The film does a good balancing act of resolving the central conflict while still allowing the audience and pivotal characters have their cake and eat it too. After all this IS a romantic fantasy and demands a happy ending.

Love wins the day - Don Juan DeMarco gets the girl.

Love wins the day – Don Juan DeMarco gets the girl.

I enjoyed the film and the performance of the principle actors Depp, Brando, and Dunaway. One of the reasons I appreciate Depp as an actor is because he has the ability to own a character by completely giving himself over to a character. He becomes the character to the point where the audience only sees the character and not necessarily the actor. A little aside, I had the privilege of seeing Michael Caine introduce “The Quiet American” at the Toronto International Film Festival in 2002. During his introduction Caine commented that when he watches one of his own performances he always catches glimpses of himself acting, but that his performance as Thomas Folwer in The Quiet American he found that he disappeared as an actor in the role. It is exactly Depp’s ability to become so engrossed and disappear in the role that suits him so well to these “character” roles. Actually, whenever someone describes Depp as a “character” actor I wince a little because it sounds as if they mean it in a demeaning way. Don’t get me wrong there are truly great character actors that serve a specific role in movies that act as pivotal characters, but are meant to be forgettable and meant to blend into the story and scenery. By contrast the characters that Depp so often plays are unique, larger than life personae that form the very heart of the story. There’s only one Edward Scissorhands, only one Capt. Jack Sparrow, and only one Don Juan Demarco. Yes he becomes engrossed in the characters and the characters become larger than life, but “character actor” is not the right way to describe what he does.

So you think you can act? - Two greats square off.

So you think you can act? – Two acting greats square off.

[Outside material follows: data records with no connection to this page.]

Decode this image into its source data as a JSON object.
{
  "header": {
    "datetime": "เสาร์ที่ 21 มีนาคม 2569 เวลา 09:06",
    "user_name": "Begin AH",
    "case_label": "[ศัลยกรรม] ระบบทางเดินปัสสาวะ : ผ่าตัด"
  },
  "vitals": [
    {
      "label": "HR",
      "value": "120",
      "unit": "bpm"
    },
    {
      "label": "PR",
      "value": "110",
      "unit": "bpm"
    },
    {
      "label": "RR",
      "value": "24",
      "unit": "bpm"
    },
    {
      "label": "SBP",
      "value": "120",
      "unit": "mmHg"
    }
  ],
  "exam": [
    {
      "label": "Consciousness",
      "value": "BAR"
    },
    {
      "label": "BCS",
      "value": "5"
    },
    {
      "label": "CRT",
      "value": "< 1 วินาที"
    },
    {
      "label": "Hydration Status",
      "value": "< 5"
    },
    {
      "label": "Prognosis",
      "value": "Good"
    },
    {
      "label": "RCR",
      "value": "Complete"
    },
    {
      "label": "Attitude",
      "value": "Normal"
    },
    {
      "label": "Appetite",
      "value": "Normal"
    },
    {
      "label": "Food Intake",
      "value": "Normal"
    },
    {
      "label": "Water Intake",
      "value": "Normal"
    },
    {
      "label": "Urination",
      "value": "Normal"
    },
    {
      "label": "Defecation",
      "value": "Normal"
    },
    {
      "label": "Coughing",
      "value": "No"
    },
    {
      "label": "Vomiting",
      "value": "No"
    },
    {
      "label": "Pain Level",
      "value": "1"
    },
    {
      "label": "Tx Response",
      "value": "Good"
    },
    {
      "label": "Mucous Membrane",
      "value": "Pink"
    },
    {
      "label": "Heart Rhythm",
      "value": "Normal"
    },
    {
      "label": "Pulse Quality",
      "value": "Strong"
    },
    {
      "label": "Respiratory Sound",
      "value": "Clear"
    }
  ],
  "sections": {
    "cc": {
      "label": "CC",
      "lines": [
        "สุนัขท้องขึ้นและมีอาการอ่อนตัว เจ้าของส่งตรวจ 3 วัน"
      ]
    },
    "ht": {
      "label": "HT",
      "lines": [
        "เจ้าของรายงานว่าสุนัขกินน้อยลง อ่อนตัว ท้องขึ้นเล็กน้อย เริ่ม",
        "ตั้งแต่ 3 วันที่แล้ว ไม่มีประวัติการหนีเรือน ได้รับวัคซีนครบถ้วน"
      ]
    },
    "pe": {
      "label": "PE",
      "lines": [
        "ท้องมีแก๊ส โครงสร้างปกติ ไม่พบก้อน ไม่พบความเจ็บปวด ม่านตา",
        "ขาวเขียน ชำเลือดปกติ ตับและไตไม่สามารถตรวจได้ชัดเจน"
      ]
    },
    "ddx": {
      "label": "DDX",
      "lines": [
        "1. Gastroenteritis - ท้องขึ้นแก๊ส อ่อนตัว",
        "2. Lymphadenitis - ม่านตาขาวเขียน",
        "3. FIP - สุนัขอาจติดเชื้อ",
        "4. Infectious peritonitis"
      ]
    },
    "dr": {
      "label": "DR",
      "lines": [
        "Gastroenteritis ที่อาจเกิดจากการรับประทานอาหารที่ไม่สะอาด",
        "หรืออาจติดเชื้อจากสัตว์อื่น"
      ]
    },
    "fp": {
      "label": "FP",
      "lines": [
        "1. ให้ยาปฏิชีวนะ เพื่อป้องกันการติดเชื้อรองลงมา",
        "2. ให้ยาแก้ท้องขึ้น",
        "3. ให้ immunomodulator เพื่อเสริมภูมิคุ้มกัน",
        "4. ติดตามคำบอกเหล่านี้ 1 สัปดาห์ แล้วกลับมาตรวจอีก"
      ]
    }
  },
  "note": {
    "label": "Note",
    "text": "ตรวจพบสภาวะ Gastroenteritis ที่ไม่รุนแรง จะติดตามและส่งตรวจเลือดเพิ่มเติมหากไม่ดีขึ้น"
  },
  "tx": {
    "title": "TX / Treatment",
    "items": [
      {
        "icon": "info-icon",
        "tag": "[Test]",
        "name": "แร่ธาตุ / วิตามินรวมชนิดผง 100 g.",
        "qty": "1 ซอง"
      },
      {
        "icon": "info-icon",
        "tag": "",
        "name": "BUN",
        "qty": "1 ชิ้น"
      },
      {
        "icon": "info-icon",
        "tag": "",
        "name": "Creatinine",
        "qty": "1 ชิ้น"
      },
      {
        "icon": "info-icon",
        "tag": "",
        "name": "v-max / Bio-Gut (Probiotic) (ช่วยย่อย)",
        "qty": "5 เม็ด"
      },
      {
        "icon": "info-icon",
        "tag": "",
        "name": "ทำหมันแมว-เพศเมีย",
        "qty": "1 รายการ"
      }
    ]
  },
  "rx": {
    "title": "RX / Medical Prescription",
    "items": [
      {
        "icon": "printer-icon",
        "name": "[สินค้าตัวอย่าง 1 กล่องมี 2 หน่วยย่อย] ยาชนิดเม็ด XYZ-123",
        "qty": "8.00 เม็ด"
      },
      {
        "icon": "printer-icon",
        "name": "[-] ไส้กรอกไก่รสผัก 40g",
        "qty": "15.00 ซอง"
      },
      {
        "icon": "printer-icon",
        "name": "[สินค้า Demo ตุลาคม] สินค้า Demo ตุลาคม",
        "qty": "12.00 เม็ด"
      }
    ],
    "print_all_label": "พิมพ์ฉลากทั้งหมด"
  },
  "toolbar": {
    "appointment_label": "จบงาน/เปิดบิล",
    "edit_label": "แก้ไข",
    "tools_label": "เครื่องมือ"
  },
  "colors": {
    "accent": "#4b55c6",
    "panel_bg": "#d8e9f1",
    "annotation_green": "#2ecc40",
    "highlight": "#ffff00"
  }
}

It’s been mentioned that when Depp signed on to play Don Juan DeMarco he did so under the condition that Brando be sought to play the role of Mickler. Whether true or not, Brando screen presence as an actor is still undeniable even at this late stage in his career. From the moment he is on screen he commands your attention. While Faye Dunaway is given little to do other than react to Brando’s attempts to rekindle their love life as a married couple in the film, she too has a presence about her that was previously demonstrated in her pairing with Depp in “Arizona Dream”.

In case you’re keeping score this is Depp’s tenth film, the first in which we see him with earrings, first with ‘funky’ facial hair in the form of a goatee and moustache, and the second film in which he wears a bandanna on his head in at least one scene – the first being a brief scene in Platoon. I guess you could debate the facial hair since Depp did have a pretty good pencil moustache going in Ed Wood.

As far as romantic comedies go it’s a light movie that has its charms, but it’s doubtful it will leave you with any renewed passion for life. It may however leave you with an earworm in the form of Bryan Adam’s title song Have You Ever Really Loved a Woman? which is used throughout the film as incidental music.

I bet you’re humming it right now…

Up next in the tribute rotation is the Jim Jarmusch indie film “Dead Man”.